Storytelling is the human soul made visible
Recently 16 people from around the country gathered in a quiet Connecticut township for a weeklong storytelling retreat. Each person in her or his own way is working toward the transformation of communities. There were folks present from social change organizations, the private sector, the interfaith community, the healing traditions, organizational development consulting, the performing arts, and philanthropic foundations. The retreat was sponsored by Bill Graustein of the William Caspar Graustein Memorial Fund in Connecticut and guided by Donald Davis, a skilled storyteller from North Carolina. I count myself lucky to have been among this group of people brought together to practice the art of building community through story. We quickly learned that the path toward helping other people, organizations, and communities to share their stories, requires first embracing your own story in all its glory and imperfections.
Recounting the story of a storytelling retreat is more than a little challenging, in part because what is shared in the intimacy of the gathered circle is treated as sacred. But I’ll tell you about an impromptu experience that happened one evening around the dining table as an example of the power of story.
Amanda Kemp, founder of the Theatre for Transformation in Lancaster, Pennsylvania, was attending the retreat in the midst of finishing a fresh, new script about the 150th anniversary of the Emancipation Proclamation issued in 1863 by President Abraham Lincoln. This year the Theatre for Transformation is commemorating the sesquicentennial by premiering in May this play entitled: Emancipation Sweet. It’s the tale of a 13-year old boy from a biracial family, African American and white, with the memorable name of Emancipation Sweet. The play’s dramatic arc is launched when Emancipation is cajoled and prodded by his white mother into joining a quest to embrace African American history following the recent death of his father.
With the play’s submission deadline looming, Amanda invited members of the retreat to read the script aloud so she could actually hear the words that until then had been shuffling silently between her head and heart. A number of us gathered in the dining room that evening and Amanda dealt the character parts, like cards from a fresh cut deck. When she asked me which character I’d like to read, I chose one with the archetypal name Old Man. Old Man was described curtly as being in his 60s and African American. From a method acting perspective, I’m hard pressed to emulate the African American experience, but I know something about being in his 60s. Assigning me, a Chinese American, to read a role (even casually) in a play populated by African American and white characters may seem like an act of creative casting, but I was not alone. The one night spontaneous cast of readers included an Irish American from South Boston, an Indian American Sikh from Chicago, an Afro-Panamanian of West Indies descent, a Swedish American from Chicago, a Lithuanian American from Connecticut and a self-described WASP from Providence. We were a motley crew. And our coach that evening, Amanda, was drawing from her roots as an African American playwright born in Biloxi and raised in the Bronx.

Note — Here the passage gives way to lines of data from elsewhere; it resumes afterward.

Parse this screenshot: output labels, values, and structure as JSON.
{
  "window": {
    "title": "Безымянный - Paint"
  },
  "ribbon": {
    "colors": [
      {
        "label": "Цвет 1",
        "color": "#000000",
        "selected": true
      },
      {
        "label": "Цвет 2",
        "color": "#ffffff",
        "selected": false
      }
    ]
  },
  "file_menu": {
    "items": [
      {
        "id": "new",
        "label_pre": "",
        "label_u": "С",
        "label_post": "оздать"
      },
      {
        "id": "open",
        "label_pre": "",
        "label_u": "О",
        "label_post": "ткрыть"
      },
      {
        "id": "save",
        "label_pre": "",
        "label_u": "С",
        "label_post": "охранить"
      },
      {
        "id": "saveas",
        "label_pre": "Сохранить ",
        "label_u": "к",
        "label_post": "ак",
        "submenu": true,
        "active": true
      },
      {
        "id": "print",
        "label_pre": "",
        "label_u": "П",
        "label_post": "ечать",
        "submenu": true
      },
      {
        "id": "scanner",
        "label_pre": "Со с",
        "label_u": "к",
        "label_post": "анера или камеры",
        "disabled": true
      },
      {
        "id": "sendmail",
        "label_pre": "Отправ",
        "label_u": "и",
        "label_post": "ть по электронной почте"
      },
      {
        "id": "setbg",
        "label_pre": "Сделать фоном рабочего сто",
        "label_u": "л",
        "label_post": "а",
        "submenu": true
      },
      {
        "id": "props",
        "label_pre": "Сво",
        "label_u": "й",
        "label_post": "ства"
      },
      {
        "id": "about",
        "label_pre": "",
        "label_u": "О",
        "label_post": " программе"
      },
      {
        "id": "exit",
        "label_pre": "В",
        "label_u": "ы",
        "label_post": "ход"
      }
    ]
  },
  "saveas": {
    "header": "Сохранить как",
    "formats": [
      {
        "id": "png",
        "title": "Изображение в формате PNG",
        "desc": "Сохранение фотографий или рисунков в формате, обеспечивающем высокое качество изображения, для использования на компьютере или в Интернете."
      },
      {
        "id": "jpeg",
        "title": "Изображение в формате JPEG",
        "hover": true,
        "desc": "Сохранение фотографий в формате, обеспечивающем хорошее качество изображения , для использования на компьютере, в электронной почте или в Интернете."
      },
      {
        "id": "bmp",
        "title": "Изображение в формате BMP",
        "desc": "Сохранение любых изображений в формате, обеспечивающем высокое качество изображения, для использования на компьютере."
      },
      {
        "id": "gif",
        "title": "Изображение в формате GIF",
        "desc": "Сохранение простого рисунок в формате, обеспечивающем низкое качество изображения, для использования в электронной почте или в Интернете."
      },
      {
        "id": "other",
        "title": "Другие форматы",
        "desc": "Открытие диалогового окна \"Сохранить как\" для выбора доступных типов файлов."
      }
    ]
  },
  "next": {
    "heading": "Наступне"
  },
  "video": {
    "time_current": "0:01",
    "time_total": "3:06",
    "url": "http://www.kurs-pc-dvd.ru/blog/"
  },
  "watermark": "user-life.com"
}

We read our lines and multitasked as we went along simultaneously listening for stage directions, interpreting the script, and responding to each reader’s emotional contributions to the character development. We did our best to avoid stepping on each other’s lines. Like storytelling, a script reading is as much about listening as it is about speaking.
In the play, Old Man serves as the cultural chaperone to an adolescently resistant Emancipation Sweet, as they time travel back in 50-year increments from contemporary America to the Civil War era. The banter and mounting tension between Old Man and Emancipation establishes a certain dramatic heartbeat. At each stop along the path of African American history, Emancipation encounters common people in uncommon struggles for freedom and dignity. By the end of the story, Emancipation is transformed.
Even as an impromptu reader of the Old Man character, I felt the emotional sway of transformation. By the time I recited my last lines to the Emancipation character, I was undeniably caught up in the history that lay before us the stories of enslavement, cultural purging, unbending will, and proud victories. Like a sweeping pageant, my fellow script readers breathed life into that history on a stage no more grand than a dining room table. In that brief moment, I disappeared into Old Man. I felt the weight and responsibility of shepherding a young man’s awakening to self, community, and history. I delivered my final lines in a halting whisper, as each word caught for a moment in my chest. Emancipation Sweet, Sweet Emancipation.
This is the deep power of story be it yours or someone else’s; be you the speaker or the listener.
Storytelling is the human soul made visible.